It is common that entry doors are welcoming and often specially designed and crafted. Barn doors and other big doors can be equally as special and additionally functional. Jay, door guru at NEWwoodworks, our fine woodworking division, has a special affinity for the challenge and resulting statement of big barn doors. “Arches, strap hinges, the visual and textural warmth of wood–it’s fun crafting barn doors that make a big statement and are unquestionably functional.”
Barn doors can be fully customized though they often follow tradition with plank, Z, double Z, X, double X, and framed styles using strap hinges or flat tracks.
The upper and lower set of doors make use of strap hinges on this Keuka Lake vineyard barn.
A short walk across the parking lot from the main office is the shop for our fine woodworking division, NEWwoodworks. While the walk stretches the legs, wandering through their space feeds every type of woodcraft obsession. On a recent visit to the shop, I was drawn to a thick live-edge slab, smoothly finished and awaiting shipment to its new home as a bar top. This led me to Rob, manager of NEWwoodworks for a chat about how this group of skilled woodworkers arrives at happy hour creations:
Doors are the transitional pieces, the welcoming elements, the room dividers, the barriers against intrusion—be it weather or other diversions. A highly-crafted door is designed to function flawlessly and be in service for decades.
While chatting about the overall presence a home has—how it speaks to family, visitors, and neighbors alike—entry doors became a pointed topic. This sparked a more in-depth conversation with our fine woodworking division, NEWwoodworks general manager, Rob, and Jay, the team’s door guru.
Rob (left) and Jay (right) talk custom wooden entry doors.
Entry doors, barn doors, interior doors, flat track doors—NEWwoodworks crafts them all. What drives passion for wooden entry doors? Aesthetics, customization, tradition…Jay explained, “You can do a lot more with wood than you can with metal or fiberglass. Yes, they can at times be more expensive and may require more maintenance, but that door is going to be the first thing your guests will see and touch when you welcome them into your home. Wooden doors feel warmer, they shut with a solid feel, and there is so much more character and story in wood than any other material.”

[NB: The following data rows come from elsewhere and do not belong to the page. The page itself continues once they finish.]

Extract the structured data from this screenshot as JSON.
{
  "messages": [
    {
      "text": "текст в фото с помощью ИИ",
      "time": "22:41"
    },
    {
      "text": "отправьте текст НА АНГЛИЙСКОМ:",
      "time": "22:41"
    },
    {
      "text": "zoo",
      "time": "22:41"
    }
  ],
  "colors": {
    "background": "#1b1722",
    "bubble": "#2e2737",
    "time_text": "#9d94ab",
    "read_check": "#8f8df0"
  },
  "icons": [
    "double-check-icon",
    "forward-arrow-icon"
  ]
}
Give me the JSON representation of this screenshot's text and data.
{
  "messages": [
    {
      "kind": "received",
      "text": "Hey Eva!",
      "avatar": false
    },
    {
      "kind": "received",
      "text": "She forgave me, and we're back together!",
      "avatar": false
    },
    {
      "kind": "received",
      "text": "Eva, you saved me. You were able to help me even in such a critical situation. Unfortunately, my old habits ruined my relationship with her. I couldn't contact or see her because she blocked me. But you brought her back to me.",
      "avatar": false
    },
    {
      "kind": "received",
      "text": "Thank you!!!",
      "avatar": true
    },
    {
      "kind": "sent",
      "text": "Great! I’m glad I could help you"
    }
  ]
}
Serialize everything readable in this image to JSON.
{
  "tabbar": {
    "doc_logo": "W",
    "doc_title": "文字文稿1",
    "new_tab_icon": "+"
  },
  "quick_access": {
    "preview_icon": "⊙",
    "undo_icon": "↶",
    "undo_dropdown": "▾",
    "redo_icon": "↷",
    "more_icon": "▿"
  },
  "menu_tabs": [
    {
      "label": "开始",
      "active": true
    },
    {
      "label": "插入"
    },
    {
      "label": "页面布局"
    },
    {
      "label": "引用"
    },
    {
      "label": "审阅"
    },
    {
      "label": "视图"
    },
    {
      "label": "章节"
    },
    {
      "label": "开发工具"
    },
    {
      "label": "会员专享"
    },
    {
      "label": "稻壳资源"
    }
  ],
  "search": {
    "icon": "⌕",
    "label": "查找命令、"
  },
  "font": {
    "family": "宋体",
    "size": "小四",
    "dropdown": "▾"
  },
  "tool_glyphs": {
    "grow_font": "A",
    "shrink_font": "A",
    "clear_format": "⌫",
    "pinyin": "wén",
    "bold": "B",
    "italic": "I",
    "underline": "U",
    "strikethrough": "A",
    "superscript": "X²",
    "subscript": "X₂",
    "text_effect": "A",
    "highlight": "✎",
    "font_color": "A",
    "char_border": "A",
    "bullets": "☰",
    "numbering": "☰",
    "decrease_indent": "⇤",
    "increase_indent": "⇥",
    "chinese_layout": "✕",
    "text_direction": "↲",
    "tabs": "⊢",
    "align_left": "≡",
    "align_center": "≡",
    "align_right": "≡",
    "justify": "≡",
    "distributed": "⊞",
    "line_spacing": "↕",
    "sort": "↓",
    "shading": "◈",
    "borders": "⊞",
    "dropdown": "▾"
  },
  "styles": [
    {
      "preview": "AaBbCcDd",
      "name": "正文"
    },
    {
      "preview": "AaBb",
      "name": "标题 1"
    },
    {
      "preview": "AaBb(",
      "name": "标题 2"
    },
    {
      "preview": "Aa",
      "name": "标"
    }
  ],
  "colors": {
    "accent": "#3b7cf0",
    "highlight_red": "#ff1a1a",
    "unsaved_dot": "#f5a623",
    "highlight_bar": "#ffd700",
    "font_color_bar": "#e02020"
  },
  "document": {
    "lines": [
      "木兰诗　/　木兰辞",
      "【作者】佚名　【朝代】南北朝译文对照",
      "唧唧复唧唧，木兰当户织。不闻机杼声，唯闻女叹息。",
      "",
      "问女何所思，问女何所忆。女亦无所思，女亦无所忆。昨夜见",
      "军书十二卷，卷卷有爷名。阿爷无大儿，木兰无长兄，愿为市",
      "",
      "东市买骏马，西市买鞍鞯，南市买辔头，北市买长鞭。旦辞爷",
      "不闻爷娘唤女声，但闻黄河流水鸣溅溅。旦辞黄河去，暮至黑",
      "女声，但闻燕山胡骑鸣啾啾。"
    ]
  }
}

In a previous post we talked about ‘island living: pull up a stool’. Kitchen islands are a popular spot for wood tops, but what about the overall kitchen materials and design? What considerations are made to keep the chef(s) connected with family and guests? What about storage space? Wood species and finishes? Rob, GM of our fine woodworking division, NEWwoodworks, and Andrew, interiors specialist in our design group, offered some insights.
“Why custom?” Robclarified before answering: “We like to tailor the kitchen to exactly what the client wants and needs. We can match, and hopefully enhance, the way they cook, serve, eat, entertain and live.”
Kitchen islands—central for gathering, food, and when necessary a spot to perch for a great photo op as Jonathan demonstrates!
Kitchens are often considered the heart of the home. Andrew shared a little history: “Interestingly enough the kitchen has gone full-circle in the lifespan of our country. In the span of 200 years we’ve gone from one room cabins where gathering around the hearth was simply a way of life, to the affluent days of the to-be-left-unseen butler’s pantry and galley kitchen separate from the dining/social areas of the home, to a revival of the central hearth concept appearing today in the form of ‘open plan living’.”
“It’s a destination, a resort for the whole family. With NEW’s help we built the forever home in New York. The meaningful pieces are already there and we hope to pass it on to the next generation. To keep it in the family for decades.” –Homeowner, Laurie
On one of our typical cool, rainy, and windy Autumn days in upstate New York, I had the chance to chat with Laurie who was enjoying some sun and warmth down in Texas. We worked with Laurie and her husband Dan for over a year designing, building, and completing their multi-generational lakeside retreat home in nearby Canandaigua, NY. I asked Laurie if she would share her take on what it was like to build and decorate a custom timber frame home. Her enthusiasm was infectious and I know I spent much of our conversation nodding and smiling. Here’s what she shared:
Laurie and Dan (left) captured images as the frame came together for their lake home.
Megan: So much is about the build site. Why Canandaigua?
Laurie: Actually, Dan and I are both natives of Rochester [city north of Canandaigua]. We grew up in the area and were always frequenting the surrounding Finger Lakes. We admired Canandaigua Lake and wanted to build there specifically. It took a few years to find our site, but we were patient and persistent. What we found had an old fishing camp on it and the grade was pretty steep, but we loved it. It was December when we asked New Energy Works to take a look at the land with us. Ty and Pete came out, looked around, and told us ‘yes, we can definitely make something special here’.